__ Correctness__: The methods and claims appear to be correct.

__ Clarity__: The paper is well-written overall.

__ Relation to Prior Work__: It is pretty clear how the paper differs from other works.
- One area you could discuss more about is how your work is related is that on overparameterized neural networks. This includes work on interpolation and generalization, as well as neural networks that are not very overparameterized (e.g. "Mildly Overparametrized Neural Nets can Memorize Training Data Efficiently" and their citations). Given your assumptions on the rate of growth of "m" the width of the hidden layer, are your models overparameterized? It would be interesting to know how your results change with smaller "m".
- Additionally, since you are looking at neural networks in which the first layer is randomly initialized and not updated, it would be nice for you to discuss how your work relates to other work that construct random features (e.g. Random Features for Large-Scale Kernel Machines).

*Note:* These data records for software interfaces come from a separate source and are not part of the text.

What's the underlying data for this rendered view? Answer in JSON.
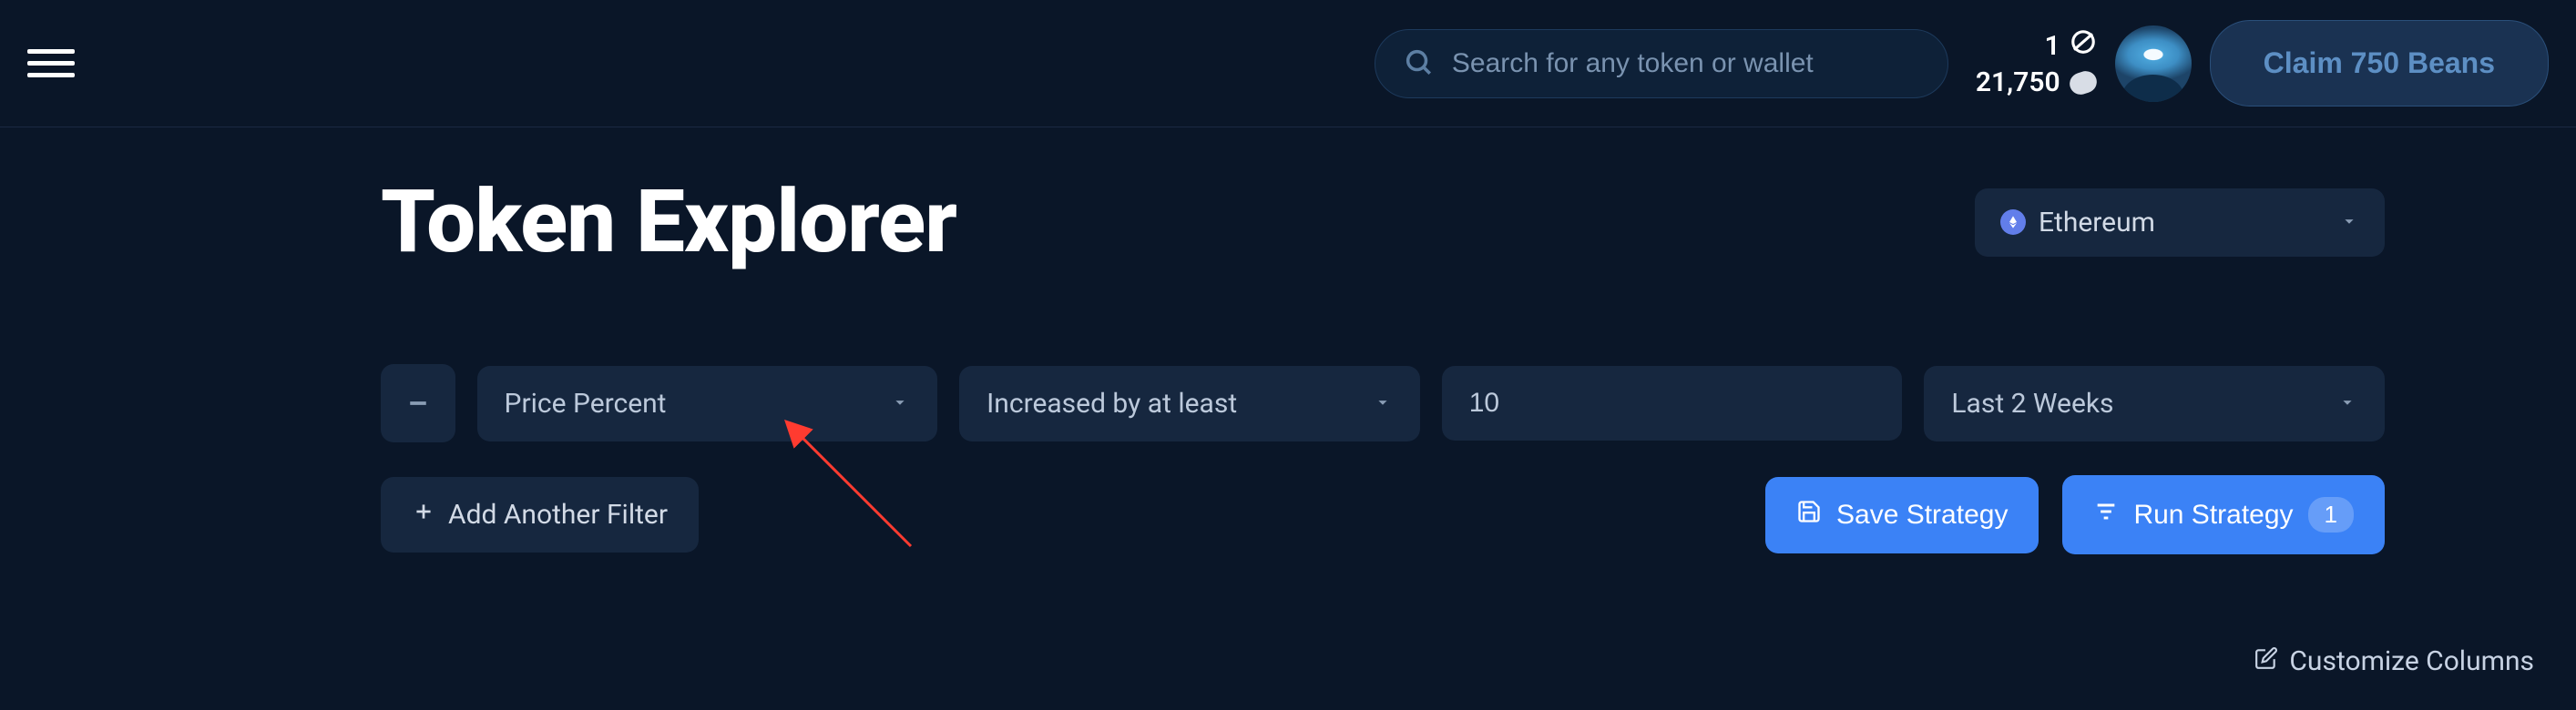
{
  "header": {
    "search_placeholder": "Search for any token or wallet",
    "stat_top_value": "1",
    "stat_bottom_value": "21,750",
    "claim_label": "Claim 750 Beans"
  },
  "page": {
    "title": "Token Explorer",
    "network_label": "Ethereum"
  },
  "filter": {
    "metric": "Price Percent",
    "condition": "Increased by at least",
    "value": "10",
    "period": "Last 2 Weeks"
  },
  "actions": {
    "add_filter_label": "Add Another Filter",
    "save_label": "Save Strategy",
    "run_label": "Run Strategy",
    "run_badge": "1"
  },
  "footer": {
    "customize_label": "Customize Columns"
  }
}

__ Reproducibility__: Yes

__ Additional Feedback__: - Since the quadratic Taylor model may be unfamiliar to readers, I think it would be nice to have more in the lines 59-68 section discussing the motivations for looking at this particular model. Do you have any further arguments as to why the performance of this model may inform that of other more standard neural network architectures?
- a_r in equation (1) near line 43 is not defined until line 99. Would be nice to move this definition near the first time a_r is mentioned.
- In Theorem 1, your results hold for "proper choice of lambda". It seems that in your proof that the proper choice of lambda depends on the empirical risk of the optimal W* (M), which is unknown. This proper choice of lambda thus seems unrealistic to ever expect in practice. Can you speak to this condition and it's reasonableness?
- Your results hold for sufficiently large width of layers (m), but do not say anything about when m is small. It would nice to have more discussion on how your work relates to overparmeterization / interpolation and work on mildly overparameterized neural networks.